--- Available data Enclosed Below ---

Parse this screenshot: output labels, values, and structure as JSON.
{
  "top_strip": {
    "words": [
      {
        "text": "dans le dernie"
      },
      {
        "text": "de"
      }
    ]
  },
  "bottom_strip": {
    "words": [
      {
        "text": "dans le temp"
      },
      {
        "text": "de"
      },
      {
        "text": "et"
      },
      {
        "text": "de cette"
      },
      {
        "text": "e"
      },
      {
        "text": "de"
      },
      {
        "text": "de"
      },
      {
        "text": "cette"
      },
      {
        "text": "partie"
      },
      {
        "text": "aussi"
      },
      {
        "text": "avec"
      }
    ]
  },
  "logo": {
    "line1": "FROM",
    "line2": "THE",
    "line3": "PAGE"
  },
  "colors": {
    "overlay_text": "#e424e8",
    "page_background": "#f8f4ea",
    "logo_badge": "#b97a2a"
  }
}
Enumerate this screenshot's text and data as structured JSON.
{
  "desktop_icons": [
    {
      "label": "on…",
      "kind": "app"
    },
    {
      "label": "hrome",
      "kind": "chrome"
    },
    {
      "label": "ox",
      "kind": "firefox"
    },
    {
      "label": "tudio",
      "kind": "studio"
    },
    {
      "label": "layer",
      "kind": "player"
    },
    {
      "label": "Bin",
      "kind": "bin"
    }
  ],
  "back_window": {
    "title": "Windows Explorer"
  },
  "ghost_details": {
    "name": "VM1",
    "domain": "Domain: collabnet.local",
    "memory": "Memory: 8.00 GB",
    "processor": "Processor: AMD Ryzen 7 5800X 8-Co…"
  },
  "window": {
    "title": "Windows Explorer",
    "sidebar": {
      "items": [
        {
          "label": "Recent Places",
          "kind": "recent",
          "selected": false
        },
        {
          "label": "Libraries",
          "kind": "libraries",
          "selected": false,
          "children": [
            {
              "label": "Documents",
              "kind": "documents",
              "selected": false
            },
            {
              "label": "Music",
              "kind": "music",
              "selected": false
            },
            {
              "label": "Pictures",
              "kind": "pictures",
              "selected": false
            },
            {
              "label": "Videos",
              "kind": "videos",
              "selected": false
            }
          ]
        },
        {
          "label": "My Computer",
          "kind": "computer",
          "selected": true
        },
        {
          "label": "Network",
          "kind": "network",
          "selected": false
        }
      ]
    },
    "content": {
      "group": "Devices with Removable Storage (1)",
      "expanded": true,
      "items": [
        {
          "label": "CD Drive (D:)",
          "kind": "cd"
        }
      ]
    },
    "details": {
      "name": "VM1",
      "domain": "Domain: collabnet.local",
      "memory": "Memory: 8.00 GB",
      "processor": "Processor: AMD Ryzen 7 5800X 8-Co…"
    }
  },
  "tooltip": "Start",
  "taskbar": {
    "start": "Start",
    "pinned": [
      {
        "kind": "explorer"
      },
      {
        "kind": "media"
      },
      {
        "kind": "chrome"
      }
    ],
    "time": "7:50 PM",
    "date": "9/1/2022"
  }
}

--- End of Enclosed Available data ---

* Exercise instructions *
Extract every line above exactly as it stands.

* Response to the task *
Parse this screenshot: output labels, values, and structure as JSON.
{
  "top_strip": {
    "words": [
      {
        "text": "dans le dernie"
      },
      {
        "text": "de"
      }
    ]
  },
  "bottom_strip": {
    "words": [
      {
        "text": "dans le temp"
      },
      {
        "text": "de"
      },
      {
        "text": "et"
      },
      {
        "text": "de cette"
      },
      {
        "text": "e"
      },
      {
        "text": "de"
      },
      {
        "text": "de"
      },
      {
        "text": "cette"
      },
      {
        "text": "partie"
      },
      {
        "text": "aussi"
      },
      {
        "text": "avec"
      }
    ]
  },
  "logo": {
    "line1": "FROM",
    "line2": "THE",
    "line3": "PAGE"
  },
  "colors": {
    "overlay_text": "#e424e8",
    "page_background": "#f8f4ea",
    "logo_badge": "#b97a2a"
  }
}
Enumerate this screenshot's text and data as structured JSON.
{
  "desktop_icons": [
    {
      "label": "on…",
      "kind": "app"
    },
    {
      "label": "hrome",
      "kind": "chrome"
    },
    {
      "label": "ox",
      "kind": "firefox"
    },
    {
      "label": "tudio",
      "kind": "studio"
    },
    {
      "label": "layer",
      "kind": "player"
    },
    {
      "label": "Bin",
      "kind": "bin"
    }
  ],
  "back_window": {
    "title": "Windows Explorer"
  },
  "ghost_details": {
    "name": "VM1",
    "domain": "Domain: collabnet.local",
    "memory": "Memory: 8.00 GB",
    "processor": "Processor: AMD Ryzen 7 5800X 8-Co…"
  },
  "window": {
    "title": "Windows Explorer",
    "sidebar": {
      "items": [
        {
          "label": "Recent Places",
          "kind": "recent",
          "selected": false
        },
        {
          "label": "Libraries",
          "kind": "libraries",
          "selected": false,
          "children": [
            {
              "label": "Documents",
              "kind": "documents",
              "selected": false
            },
            {
              "label": "Music",
              "kind": "music",
              "selected": false
            },
            {
              "label": "Pictures",
              "kind": "pictures",
              "selected": false
            },
            {
              "label": "Videos",
              "kind": "videos",
              "selected": false
            }
          ]
        },
        {
          "label": "My Computer",
          "kind": "computer",
          "selected": true
        },
        {
          "label": "Network",
          "kind": "network",
          "selected": false
        }
      ]
    },
    "content": {
      "group": "Devices with Removable Storage (1)",
      "expanded": true,
      "items": [
        {
          "label": "CD Drive (D:)",
          "kind": "cd"
        }
      ]
    },
    "details": {
      "name": "VM1",
      "domain": "Domain: collabnet.local",
      "memory": "Memory: 8.00 GB",
      "processor": "Processor: AMD Ryzen 7 5800X 8-Co…"
    }
  },
  "tooltip": "Start",
  "taskbar": {
    "start": "Start",
    "pinned": [
      {
        "kind": "explorer"
      },
      {
        "kind": "media"
      },
      {
        "kind": "chrome"
      }
    ],
    "time": "7:50 PM",
    "date": "9/1/2022"
  }
}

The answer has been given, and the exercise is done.